RE: Impact Strength of steel and Aluminium.

You can go to www.matweb.com and type in your specific material to look up the value for the Charpy Impact strength.

RE: Impact Strength of steel and Aluminium.

(OP)
Thanks Mr.Swertel, It’s really a good web site, I got all my required data. I found the impact value of metal are given in J but for Polymer in J/cm, Can u give me some idea, How to get metal(steel) impact value in terms of J/cm.(cm is meant for thickness of the specimen)?

RE: Impact Strength of steel and Aluminium.

You need to consult the actual test method used for obtaining the fracture energy results.  The test method will explain what the sample size is supposed to be, and how to calculate the fracture energy.  Charpy testing is most commonly used for testing metals, and Izod testing is most commonly used for plastics.  Differences exist in the details of specimen size, notch geometry (size, radius, etc.), so they may not be exactly compatible.

In general, for a given volume of material, steel will absorb more energy than aluminum or plastic, which is indicated by the general impact test results.  Remember that for a given volume, though, aluminum weighs only 1/3 as much as steel, and plastic will be only ~ 1/7 the weight.  This has significant implications for anything other than the standard impact test.

Red Flag This Post

Please let us know here why this post is inappropriate. Reasons such as off-topic, duplicates, flames, illegal, vulgar, or students posting their homework.

Red Flag Submitted

Thank you for helping keep Eng-Tips Forums free from inappropriate posts.
The Eng-Tips staff will check this out and take appropriate action.

Reply To This Thread

Posting in the Eng-Tips forums is a member-only feature.

Click Here to join Eng-Tips and talk with other members! Already a Member? Login

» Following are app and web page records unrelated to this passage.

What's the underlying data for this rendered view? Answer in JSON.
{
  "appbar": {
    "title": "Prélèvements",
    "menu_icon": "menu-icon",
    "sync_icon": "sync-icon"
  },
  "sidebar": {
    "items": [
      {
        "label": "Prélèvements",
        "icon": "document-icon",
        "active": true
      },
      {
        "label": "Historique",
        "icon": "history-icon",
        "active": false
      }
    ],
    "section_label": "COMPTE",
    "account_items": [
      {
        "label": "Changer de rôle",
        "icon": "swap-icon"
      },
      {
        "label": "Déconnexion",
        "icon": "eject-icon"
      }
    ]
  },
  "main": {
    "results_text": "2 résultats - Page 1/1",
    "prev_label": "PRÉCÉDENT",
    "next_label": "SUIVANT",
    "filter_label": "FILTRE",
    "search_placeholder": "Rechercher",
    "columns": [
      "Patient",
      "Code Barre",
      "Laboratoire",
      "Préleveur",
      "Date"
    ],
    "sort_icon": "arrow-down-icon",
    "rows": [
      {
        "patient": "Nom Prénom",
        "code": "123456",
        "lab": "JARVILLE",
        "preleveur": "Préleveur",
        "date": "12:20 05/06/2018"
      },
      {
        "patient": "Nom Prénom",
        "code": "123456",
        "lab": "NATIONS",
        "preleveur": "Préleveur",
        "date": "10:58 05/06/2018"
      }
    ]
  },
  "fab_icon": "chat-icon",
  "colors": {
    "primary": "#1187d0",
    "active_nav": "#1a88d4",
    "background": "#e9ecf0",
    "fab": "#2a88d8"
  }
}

News


Close Box

Join Eng-Tips® Today!

Join your peers on the Internet's largest technical engineering professional community.
It's easy to join and it's free.

Here's Why Members Love Eng-Tips Forums:

Register now while it's still free!

Already a member? Close this window and log in.

Join Us             Close